If you are like most young students hoping to pursue higher education, you are probably wondering how you will pay for it all. Student loans are likely in your future, but you need to learn more before agreeing to any terms. By reading the paragraphs below, you will have the information you need to manage your future wisely.
Private financing could be a wise idea. Because public loans are so widely available, there’s a lot of competition. A private student loan has less competition due to many people being unaware that they exist. Ask locally to see if such loans are available.
If you’re having trouble arranging financing for college, look into possible military options and benefits. Even doing a few weekends a month in the National Guard can mean a lot of potential financing for college education. The possible benefits of a full tour of duty as a full-time military person are even greater.
Consider using your field of work as a means of having your loans forgiven. A number of nonprofit professions have the federal benefit of student loan forgiveness after a certain number of years served in the field. Many states also have more local programs. The pay might be less in these fields, but the freedom from student loan payments makes up for that in many cases.
Sometimes consolidating your loans is a good idea, and sometimes it isn’t When you consolidate your loans, you will only have to make one big payment a month instead of lots of little ones. You may also be able to lower your interest rate. Be certain that any loan you take out to consolidate your student loans offers you the same variety and flexibility in borrower benefits, deferments and payment options.
To minimize your student loan debt, start out by applying for grants and stipends that connect to on-campus work. Those funds do not ever have to be paid back, and they never accrue interest. If you get too much debt, you will be handcuffed by them well into your post-graduate professional career.
For those having a hard time with paying off their student loans, IBR may be an option. This is a federal program known as Income-Based Repayment. It can let borrowers repay federal loans based on how much they can afford instead of what’s due. The cap is about 15 percent of their discretionary income.
Once you leave school and are on your feet you are expected to start paying back all of the loans that you received. There is a grace period for you to begin repayment of your student loan. It is different from lender to lender, so make sure that you are aware of this.

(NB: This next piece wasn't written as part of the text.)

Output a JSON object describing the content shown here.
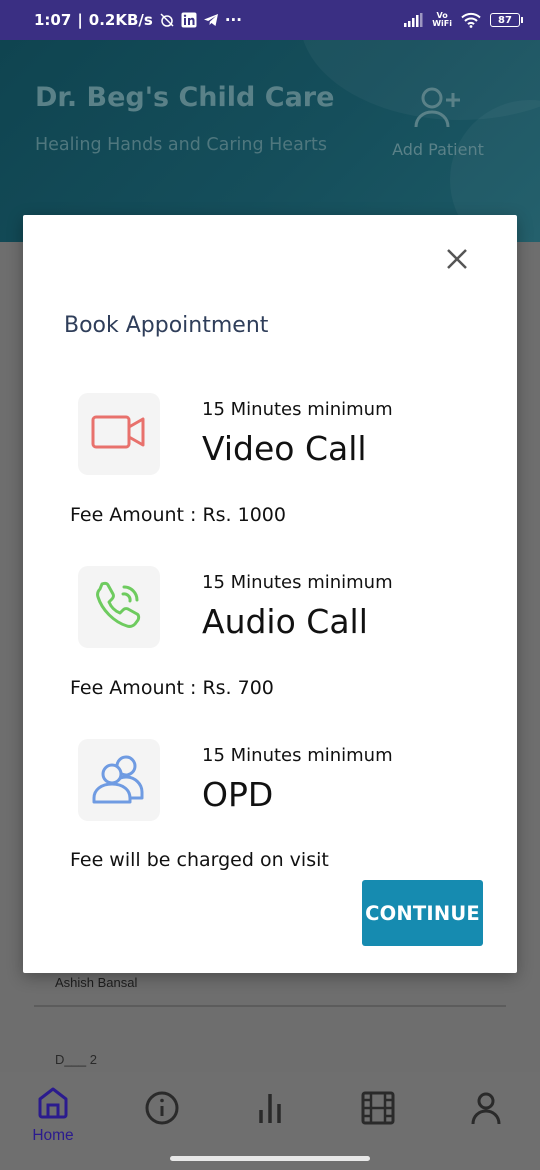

If college, professional or graduate school is in your immediate future, chances are that student loan debt is as well. Fortunately, there are steps you can take to ensure that you get the best possible terms and set yourself up for a sound financial future. Refer back to this article often, and you should have no trouble at all.